:: What you have to do ::
Where an entry below contains an image, skip the image and copy the rest exactly.

:: Data section ::
[Start of section]

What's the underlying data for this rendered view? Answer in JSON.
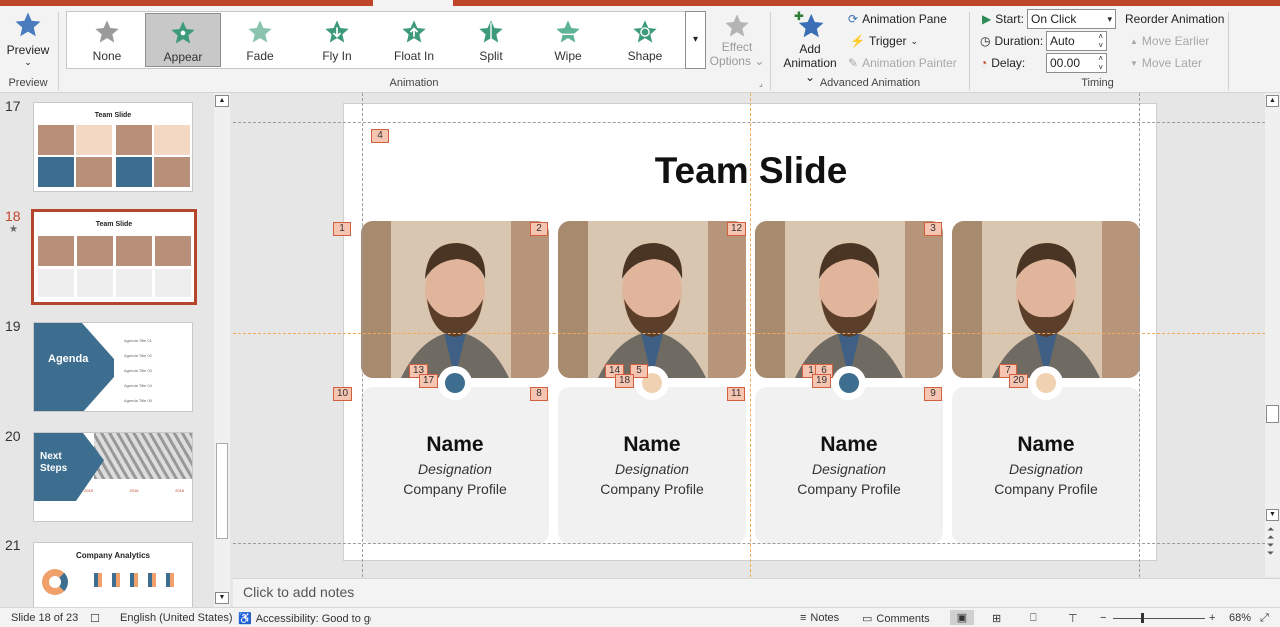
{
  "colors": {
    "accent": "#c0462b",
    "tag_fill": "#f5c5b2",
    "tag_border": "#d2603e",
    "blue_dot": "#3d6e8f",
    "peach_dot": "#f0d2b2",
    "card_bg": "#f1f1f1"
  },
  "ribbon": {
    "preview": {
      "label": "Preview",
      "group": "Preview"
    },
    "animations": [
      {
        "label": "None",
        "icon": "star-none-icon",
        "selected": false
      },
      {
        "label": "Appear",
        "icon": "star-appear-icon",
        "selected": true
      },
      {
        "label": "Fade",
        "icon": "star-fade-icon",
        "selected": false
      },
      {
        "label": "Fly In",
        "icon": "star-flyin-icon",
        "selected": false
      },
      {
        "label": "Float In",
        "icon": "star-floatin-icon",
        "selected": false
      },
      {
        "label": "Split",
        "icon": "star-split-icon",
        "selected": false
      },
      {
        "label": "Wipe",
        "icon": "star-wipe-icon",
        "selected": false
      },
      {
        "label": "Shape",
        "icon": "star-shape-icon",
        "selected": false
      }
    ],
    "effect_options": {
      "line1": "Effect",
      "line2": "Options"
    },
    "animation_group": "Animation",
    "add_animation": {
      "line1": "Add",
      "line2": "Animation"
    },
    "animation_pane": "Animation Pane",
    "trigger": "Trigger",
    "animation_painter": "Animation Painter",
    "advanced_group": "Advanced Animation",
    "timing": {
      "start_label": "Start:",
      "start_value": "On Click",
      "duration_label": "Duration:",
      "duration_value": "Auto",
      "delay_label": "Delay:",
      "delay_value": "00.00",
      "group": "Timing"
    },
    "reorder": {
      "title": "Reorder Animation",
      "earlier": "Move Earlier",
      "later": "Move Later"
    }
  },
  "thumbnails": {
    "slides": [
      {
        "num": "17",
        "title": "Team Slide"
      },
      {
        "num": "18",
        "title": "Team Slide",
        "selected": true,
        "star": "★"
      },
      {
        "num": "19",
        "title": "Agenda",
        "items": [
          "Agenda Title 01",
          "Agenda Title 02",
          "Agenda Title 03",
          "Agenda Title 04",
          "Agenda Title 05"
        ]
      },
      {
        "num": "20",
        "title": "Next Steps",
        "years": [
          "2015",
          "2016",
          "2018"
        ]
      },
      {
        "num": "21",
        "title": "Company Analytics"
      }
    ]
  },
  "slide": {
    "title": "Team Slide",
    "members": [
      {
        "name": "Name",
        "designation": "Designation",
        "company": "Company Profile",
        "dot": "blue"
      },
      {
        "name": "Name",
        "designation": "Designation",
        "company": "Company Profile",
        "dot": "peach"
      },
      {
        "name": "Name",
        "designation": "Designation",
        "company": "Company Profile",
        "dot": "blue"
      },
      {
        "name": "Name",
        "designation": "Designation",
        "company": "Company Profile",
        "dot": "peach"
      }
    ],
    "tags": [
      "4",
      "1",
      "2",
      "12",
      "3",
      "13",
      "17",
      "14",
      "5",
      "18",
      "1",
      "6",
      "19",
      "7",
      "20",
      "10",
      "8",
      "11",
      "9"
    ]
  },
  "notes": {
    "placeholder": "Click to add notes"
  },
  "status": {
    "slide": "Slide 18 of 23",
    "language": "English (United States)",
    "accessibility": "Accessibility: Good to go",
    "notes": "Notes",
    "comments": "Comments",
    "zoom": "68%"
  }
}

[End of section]

:: Your solution ::
What's the underlying data for this rendered view? Answer in JSON.
{
  "colors": {
    "accent": "#c0462b",
    "tag_fill": "#f5c5b2",
    "tag_border": "#d2603e",
    "blue_dot": "#3d6e8f",
    "peach_dot": "#f0d2b2",
    "card_bg": "#f1f1f1"
  },
  "ribbon": {
    "preview": {
      "label": "Preview",
      "group": "Preview"
    },
    "animations": [
      {
        "label": "None",
        "icon": "star-none-icon",
        "selected": false
      },
      {
        "label": "Appear",
        "icon": "star-appear-icon",
        "selected": true
      },
      {
        "label": "Fade",
        "icon": "star-fade-icon",
        "selected": false
      },
      {
        "label": "Fly In",
        "icon": "star-flyin-icon",
        "selected": false
      },
      {
        "label": "Float In",
        "icon": "star-floatin-icon",
        "selected": false
      },
      {
        "label": "Split",
        "icon": "star-split-icon",
        "selected": false
      },
      {
        "label": "Wipe",
        "icon": "star-wipe-icon",
        "selected": false
      },
      {
        "label": "Shape",
        "icon": "star-shape-icon",
        "selected": false
      }
    ],
    "effect_options": {
      "line1": "Effect",
      "line2": "Options"
    },
    "animation_group": "Animation",
    "add_animation": {
      "line1": "Add",
      "line2": "Animation"
    },
    "animation_pane": "Animation Pane",
    "trigger": "Trigger",
    "animation_painter": "Animation Painter",
    "advanced_group": "Advanced Animation",
    "timing": {
      "start_label": "Start:",
      "start_value": "On Click",
      "duration_label": "Duration:",
      "duration_value": "Auto",
      "delay_label": "Delay:",
      "delay_value": "00.00",
      "group": "Timing"
    },
    "reorder": {
      "title": "Reorder Animation",
      "earlier": "Move Earlier",
      "later": "Move Later"
    }
  },
  "thumbnails": {
    "slides": [
      {
        "num": "17",
        "title": "Team Slide"
      },
      {
        "num": "18",
        "title": "Team Slide",
        "selected": true,
        "star": "★"
      },
      {
        "num": "19",
        "title": "Agenda",
        "items": [
          "Agenda Title 01",
          "Agenda Title 02",
          "Agenda Title 03",
          "Agenda Title 04",
          "Agenda Title 05"
        ]
      },
      {
        "num": "20",
        "title": "Next Steps",
        "years": [
          "2015",
          "2016",
          "2018"
        ]
      },
      {
        "num": "21",
        "title": "Company Analytics"
      }
    ]
  },
  "slide": {
    "title": "Team Slide",
    "members": [
      {
        "name": "Name",
        "designation": "Designation",
        "company": "Company Profile",
        "dot": "blue"
      },
      {
        "name": "Name",
        "designation": "Designation",
        "company": "Company Profile",
        "dot": "peach"
      },
      {
        "name": "Name",
        "designation": "Designation",
        "company": "Company Profile",
        "dot": "blue"
      },
      {
        "name": "Name",
        "designation": "Designation",
        "company": "Company Profile",
        "dot": "peach"
      }
    ],
    "tags": [
      "4",
      "1",
      "2",
      "12",
      "3",
      "13",
      "17",
      "14",
      "5",
      "18",
      "1",
      "6",
      "19",
      "7",
      "20",
      "10",
      "8",
      "11",
      "9"
    ]
  },
  "notes": {
    "placeholder": "Click to add notes"
  },
  "status": {
    "slide": "Slide 18 of 23",
    "language": "English (United States)",
    "accessibility": "Accessibility: Good to go",
    "notes": "Notes",
    "comments": "Comments",
    "zoom": "68%"
  }
}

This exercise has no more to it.